Thousands of lives a year could be saved by a small rise in alcohol prices, doctors\’ leaders said yesterday as they put more pressure on Gordon Brown to tackle Britain\’s binge-drinking "epidemic".
More than a quarter of all drink-related deaths could be prevented by a 10 per cent rise in taxes on beer, wine and spirits, the British Medical Association (BMA) claimed.
You know, that really would be rather surprising.
Sir Charles George, the chairman of the BMA science and education board, said a 10 per cent rise would prevent 29 per cent of alcohol-related deaths in men and 27 per cent in women.
Are we to assume there that a 10% rise in tax (say, a 6 or 7 % rise in final price) will cut consumption by some 28%? That would make alcohol demand amazingly responsive to changes in price. An extremely elastic response.
Does anyone actually know what the elasticity of demand of alcohol is? Have there been any economic studies on this? Or is the BMA talking out of its arse?
Update: Looking here:

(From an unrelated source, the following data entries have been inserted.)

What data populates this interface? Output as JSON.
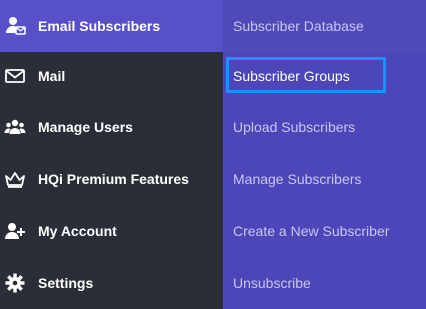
{
  "left_menu": {
    "items": [
      {
        "label": "Email Subscribers",
        "icon": "users-mail-icon",
        "active": true
      },
      {
        "label": "Mail",
        "icon": "envelope-icon"
      },
      {
        "label": "Manage Users",
        "icon": "users-group-icon"
      },
      {
        "label": "HQi Premium Features",
        "icon": "crown-icon"
      },
      {
        "label": "My Account",
        "icon": "user-plus-icon"
      },
      {
        "label": "Settings",
        "icon": "gear-icon"
      }
    ]
  },
  "sub_menu": {
    "items": [
      {
        "label": "Subscriber Database"
      },
      {
        "label": "Subscriber Groups",
        "selected": true
      },
      {
        "label": "Upload Subscribers"
      },
      {
        "label": "Manage Subscribers"
      },
      {
        "label": "Create a New Subscriber"
      },
      {
        "label": "Unsubscribe"
      }
    ]
  },
  "colors": {
    "left_bg": "#2a2e37",
    "active_bg": "#5750c8",
    "submenu_bg": "#4c46b8",
    "focus_border": "#1f8fff"
  }
}
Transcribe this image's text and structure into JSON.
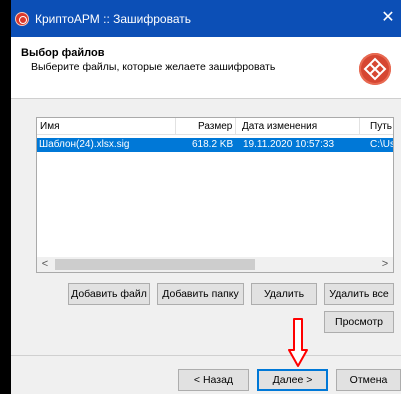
{
  "window": {
    "title": "КриптоАРМ :: Зашифровать",
    "close": "✕"
  },
  "header": {
    "title": "Выбор файлов",
    "subtitle": "Выберите файлы, которые желаете зашифровать"
  },
  "file_list": {
    "columns": [
      "Имя",
      "Размер",
      "Дата изменения",
      "Путь"
    ],
    "rows": [
      {
        "name": "Шаблон(24).xlsx.sig",
        "size": "618.2 KB",
        "modified": "19.11.2020 10:57:33",
        "path": "C:\\Us"
      }
    ]
  },
  "scrollbar": {
    "left": "<",
    "right": ">"
  },
  "buttons": {
    "add_file": "Добавить файл",
    "add_folder": "Добавить папку",
    "delete": "Удалить",
    "delete_all": "Удалить все",
    "view": "Просмотр"
  },
  "nav": {
    "back": "< Назад",
    "next": "Далее >",
    "cancel": "Отмена"
  },
  "colors": {
    "titlebar": "#0c4fb6",
    "selection": "#0078d7",
    "annotation_arrow": "#ff0000"
  }
}
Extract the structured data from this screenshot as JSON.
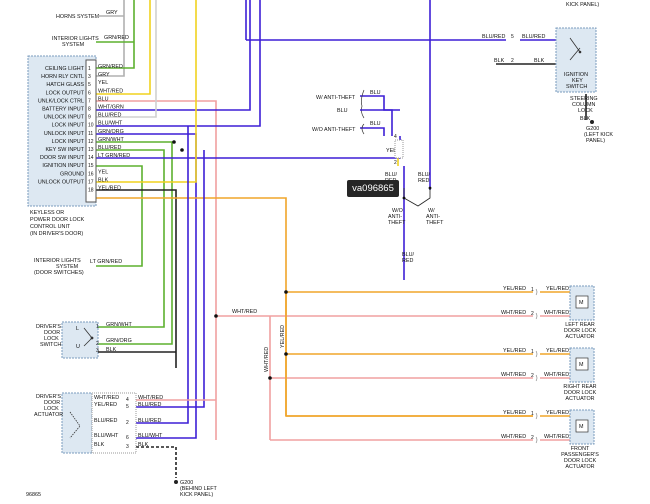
{
  "image_ref": "96865",
  "stamp": "va096865",
  "top_right_frag": "KICK PANEL)",
  "left_systems": {
    "horns": "HORNS SYSTEM",
    "horns_wire": "GRY",
    "interior_1": "INTERIOR LIGHTS",
    "interior_2": "SYSTEM",
    "interior_wire": "GRN/RED"
  },
  "module": {
    "caption": [
      "KEYLESS OR",
      "POWER DOOR LOCK",
      "CONTROL UNIT",
      "(IN DRIVER'S DOOR)"
    ],
    "pins": [
      {
        "n": "1",
        "label": "CEILING LIGHT",
        "wire": "GRN/RED"
      },
      {
        "n": "3",
        "label": "HORN RLY CNTL",
        "wire": "GRY"
      },
      {
        "n": "5",
        "label": "HATCH GLASS",
        "wire": "YEL"
      },
      {
        "n": "6",
        "label": "LOCK OUTPUT",
        "wire": "WHT/RED"
      },
      {
        "n": "7",
        "label": "UNLK/LOCK CTRL",
        "wire": "BLU"
      },
      {
        "n": "8",
        "label": "BATTERY INPUT",
        "wire": "WHT/GRN"
      },
      {
        "n": "9",
        "label": "UNLOCK INPUT",
        "wire": "BLU/RED"
      },
      {
        "n": "10",
        "label": "LOCK INPUT",
        "wire": "BLU/WHT"
      },
      {
        "n": "11",
        "label": "UNLOCK INPUT",
        "wire": "GRN/ORG"
      },
      {
        "n": "12",
        "label": "LOCK INPUT",
        "wire": "GRN/WHT"
      },
      {
        "n": "13",
        "label": "KEY SW INPUT",
        "wire": "BLU/RED"
      },
      {
        "n": "14",
        "label": "DOOR SW INPUT",
        "wire": "LT GRN/RED"
      },
      {
        "n": "15",
        "label": "IGNITION INPUT",
        "wire": ""
      },
      {
        "n": "16",
        "label": "GROUND",
        "wire": "YEL"
      },
      {
        "n": "17",
        "label": "UNLOCK OUTPUT",
        "wire": "BLK"
      },
      {
        "n": "18",
        "label": "",
        "wire": "YEL/RED"
      }
    ]
  },
  "interior_door": {
    "l1": "INTERIOR LIGHTS",
    "l2": "SYSTEM",
    "l3": "(DOOR SWITCHES)",
    "wire": "LT GRN/RED"
  },
  "door_lock_switch": {
    "l1": "DRIVER'S",
    "l2": "DOOR",
    "l3": "LOCK",
    "l4": "SWITCH",
    "L": "L",
    "U": "U",
    "pins": [
      "1",
      "2",
      "3"
    ],
    "wires": [
      "GRN/WHT",
      "GRN/ORG",
      "BLK"
    ]
  },
  "door_lock_actuator": {
    "l1": "DRIVER'S",
    "l2": "DOOR",
    "l3": "LOCK",
    "l4": "ACTUATOR",
    "left_wires": [
      "WHT/RED",
      "YEL/RED",
      "BLU/RED",
      "BLU/WHT",
      "BLK"
    ],
    "pins": [
      "4",
      "5",
      "2",
      "6",
      "3"
    ],
    "right_wires": [
      "WHT/RED",
      "BLU/RED",
      "BLU/RED",
      "BLU/WHT",
      "BLK"
    ]
  },
  "g200_bottom": {
    "l1": "G200",
    "l2": "(BEHIND LEFT",
    "l3": "KICK PANEL)"
  },
  "anti_theft": {
    "blu_top": "BLU",
    "w_label": "W/ ANTI-THEFT",
    "blu_mid": "BLU",
    "blu_low": "BLU",
    "wo_label": "W/O ANTI-THEFT",
    "pin4": "4",
    "yel": "YEL",
    "pin2": "2",
    "blu_red_1": "BLU/",
    "blu_red_1b": "RED",
    "blu_red_2": "BLU/",
    "blu_red_2b": "RED",
    "wo_col": [
      "W/O",
      "ANTI-",
      "THEFT"
    ],
    "w_col": [
      "W/",
      "ANTI-",
      "THEFT"
    ],
    "blu_red_3": "BLU/",
    "blu_red_3b": "RED"
  },
  "ignition": {
    "wire_in": "BLU/RED",
    "pin5": "5",
    "wire_out": "BLU/RED",
    "blk_left": "BLK",
    "pin2": "2",
    "blk_right": "BLK",
    "box": [
      "IGNITION",
      "KEY",
      "SWITCH"
    ],
    "col": [
      "STEERING",
      "COLUMN",
      "LOCK"
    ],
    "blk_gnd": "BLK",
    "g200": [
      "G200",
      "(LEFT KICK",
      "PANEL)"
    ]
  },
  "right_actuators": {
    "wht_red_bus": "WHT/RED",
    "yel_red_bus": "YEL/RED",
    "wht_red_vert": "WHT/RED",
    "rows": [
      {
        "l_top": "YEL/RED",
        "p_top": "1",
        "r_top": "YEL/RED",
        "l_bot": "WHT/RED",
        "p_bot": "2",
        "r_bot": "WHT/RED",
        "name": [
          "LEFT REAR",
          "DOOR LOCK",
          "ACTUATOR"
        ]
      },
      {
        "l_top": "YEL/RED",
        "p_top": "1",
        "r_top": "YEL/RED",
        "l_bot": "WHT/RED",
        "p_bot": "2",
        "r_bot": "WHT/RED",
        "name": [
          "RIGHT REAR",
          "DOOR LOCK",
          "ACTUATOR"
        ]
      },
      {
        "l_top": "YEL/RED",
        "p_top": "1",
        "r_top": "YEL/RED",
        "l_bot": "WHT/RED",
        "p_bot": "2",
        "r_bot": "WHT/RED",
        "name": [
          "FRONT",
          "PASSENGER'S",
          "DOOR LOCK",
          "ACTUATOR"
        ]
      }
    ],
    "motor": "M"
  },
  "colors": {
    "grn": "#5db12f",
    "yel": "#f0d21f",
    "blu": "#3d1fd6",
    "pink": "#f0a0a0",
    "yelred": "#f0a52a",
    "gry": "#b0b0b0",
    "wht": "#d8d8d8",
    "blk": "#222222",
    "box": "#dde8f2"
  }
}
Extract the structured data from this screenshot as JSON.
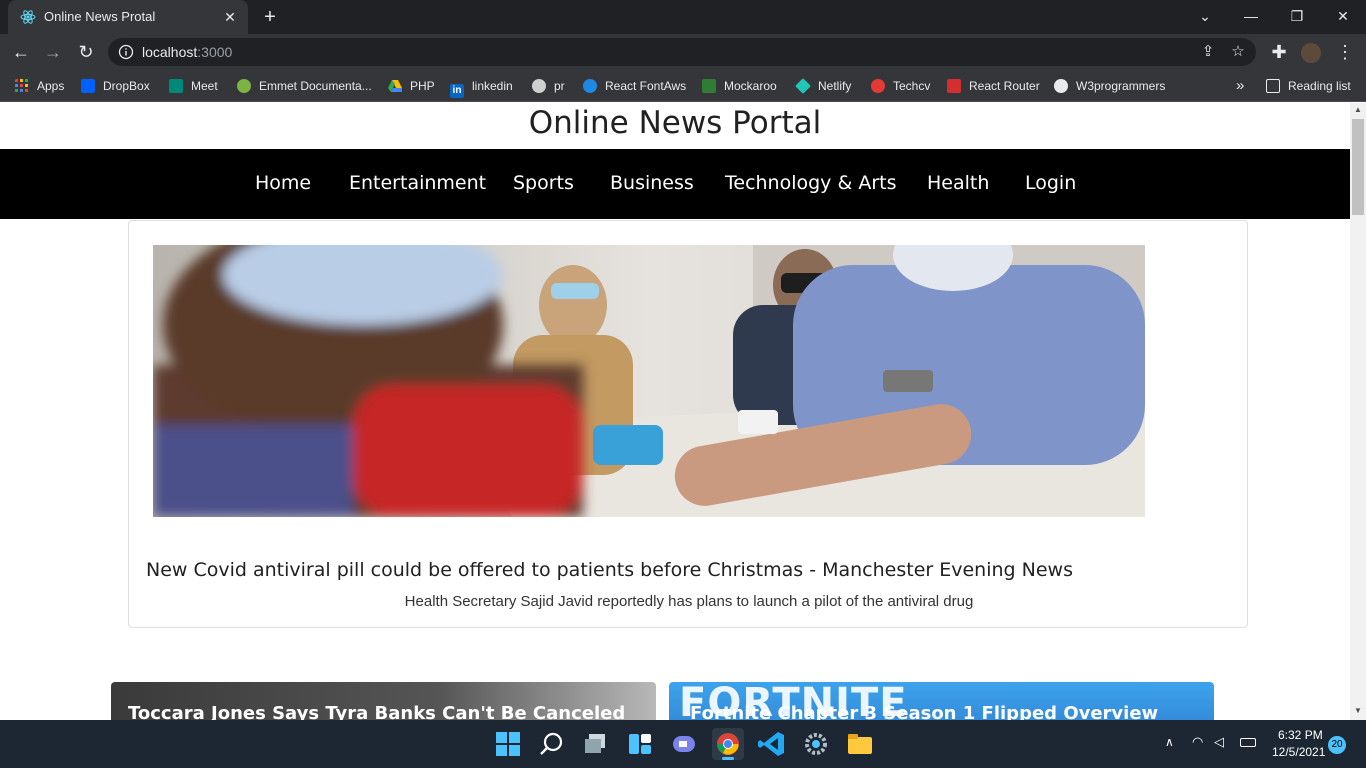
{
  "browser": {
    "tab_title": "Online News Protal",
    "tab_close": "✕",
    "new_tab": "+",
    "url_host": "localhost",
    "url_port": ":3000",
    "bookmarks": [
      {
        "label": "Apps",
        "icon": "apps-grid-icon",
        "color": "#ea4335"
      },
      {
        "label": "DropBox",
        "icon": "dropbox-icon",
        "color": "#0061fe"
      },
      {
        "label": "Meet",
        "icon": "google-meet-icon",
        "color": "#00897b"
      },
      {
        "label": "Emmet Documenta...",
        "icon": "emmet-icon",
        "color": "#7cb342"
      },
      {
        "label": "PHP",
        "icon": "google-drive-icon",
        "color": "#fbbc04"
      },
      {
        "label": "linkedin",
        "icon": "linkedin-icon",
        "color": "#0a66c2"
      },
      {
        "label": "pr",
        "icon": "pr-icon",
        "color": "#cfcfcf"
      },
      {
        "label": "React FontAws",
        "icon": "react-icon",
        "color": "#1e88e5"
      },
      {
        "label": "Mockaroo",
        "icon": "mockaroo-icon",
        "color": "#2e7d32"
      },
      {
        "label": "Netlify",
        "icon": "netlify-icon",
        "color": "#20c6b7"
      },
      {
        "label": "Techcv",
        "icon": "techcv-icon",
        "color": "#e53935"
      },
      {
        "label": "React Router",
        "icon": "react-router-icon",
        "color": "#d32f2f"
      },
      {
        "label": "W3programmers",
        "icon": "wordpress-icon",
        "color": "#e8eaed"
      }
    ],
    "overflow": "»",
    "reading_list": "Reading list"
  },
  "page": {
    "site_title": "Online News Portal",
    "nav": [
      "Home",
      "Entertainment",
      "Sports",
      "Business",
      "Technology & Arts",
      "Health",
      "Login"
    ],
    "featured": {
      "headline": "New Covid antiviral pill could be offered to patients before Christmas - Manchester Evening News",
      "summary": "Health Secretary Sajid Javid reportedly has plans to launch a pilot of the antiviral drug"
    },
    "tiles": [
      {
        "title": "Toccara Jones Says Tyra Banks Can't Be Canceled"
      },
      {
        "title": "Fortnite Chapter 3 Season 1 Flipped Overview",
        "logo": "FORTNITE"
      }
    ]
  },
  "taskbar": {
    "time": "6:32 PM",
    "date": "12/5/2021",
    "notifications": "20"
  },
  "colors": {
    "nav_bg": "#000000",
    "chrome_dark": "#202124",
    "chrome_tab": "#35363a",
    "taskbar_bg": "#1c2733"
  }
}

For example, a price elasticity of alcohol demand of -0.5 means that a 1-percent increase in price would reduce alcohol consumption by 0.5 percent (or a 10-percent increase in price would reduce consumption by 5 percent). An extensive review of the economic literature on alcohol demand concluded that based on studies using aggregate data (i.e., data that report the amount of alcohol consumed by large groups of people), the price elasticities of demand for beer, wine, and distilled spirits are -0.3, -1.0, and -1.5, respectively
So a 10% rise in price would reduce consumption of beer by 3%, wine by 10% and spirits by 15%. Is that enough to reduce the medical impact by 28%?
Or here, more specifically the elasticity of demand amongst young people:
The finding that drinking by young adults can be considered an addictive behavior has important implications for the effects of price on alcohol consumption. For example, when Grossman and colleagues (1998) used models that ignored the addictive aspects of alcohol consumption to analyze their data, they estimated an average price elasticity of alcohol demand of -0.29.
That is, a 10% rise in prices will reduce consumption in the age group by 2.9%….you don\’t think the BMA has got a little confused do you? Multiplied the effect by 10? Or forgotten to tell us that it\’s a 100% rise in tax that will reduce the effects by 28%?
Or Table 2.1 here. A meta-study of the research.
A summary of the own price elasticity, qp η , information — reported in absolute value
form — is presented in Table 2.1. Estimates are reported for 18 countries, and there are 46 beer
own-price elasticity estimates, bb η , 54 wine own price elasticity estimates, ww η , and 50 spirits
own-price elasticity estimates, ss η . The bb η estimates ranged from highly inelastic (0.09) to
elastic (1.20), with a mean bb η of 0.38. For the ww η the range of estimated values was slightly
greater; (0.05) to (1.80), ww η = 0.77. While the ss η estimates showed the greatest variation,
ranging from; (0.10) to (2.00), ss η = 0.70. The ww η estimate and the ss η estimate appear quite
similar, and statistical tests — details of which are given in Appendix II — indicate the ww η and
the ss η are not statistically different. Using the same approach, it is possible to conclude the
bb η is statistically different to both the ww η and the ss η .
Frequency distributions for the bb η , the ww η , and the ss η are presented in Figures 2.1,
2.2, and 2.3 and the plots clearly show the majority of estimates to be less than one. In
particular, 93 percent of the bb η estimates, 69 percent of the ww η estimates, and 80 percent of
the ss η estimates are less than one. Based on this result, it might seem reasonable to generalise
and conclude: The demand for all alcoholic beverages is inelastic, and beer is the most
inelastic beverage category.
If the price elasticity of alcohol is less than one, ie inelastic, then the BMA results are higly improbable (ie, what I really mean to say is that they\’re speaking out of their arses). A 10% rise in taxation, a 6 or 7 % rise in total price, will lead to a less than 6 or 7% drop in consumption, meaning that, well, at least I think it means that, there\’s no way that there can be a 28% drop in the medical effects of it.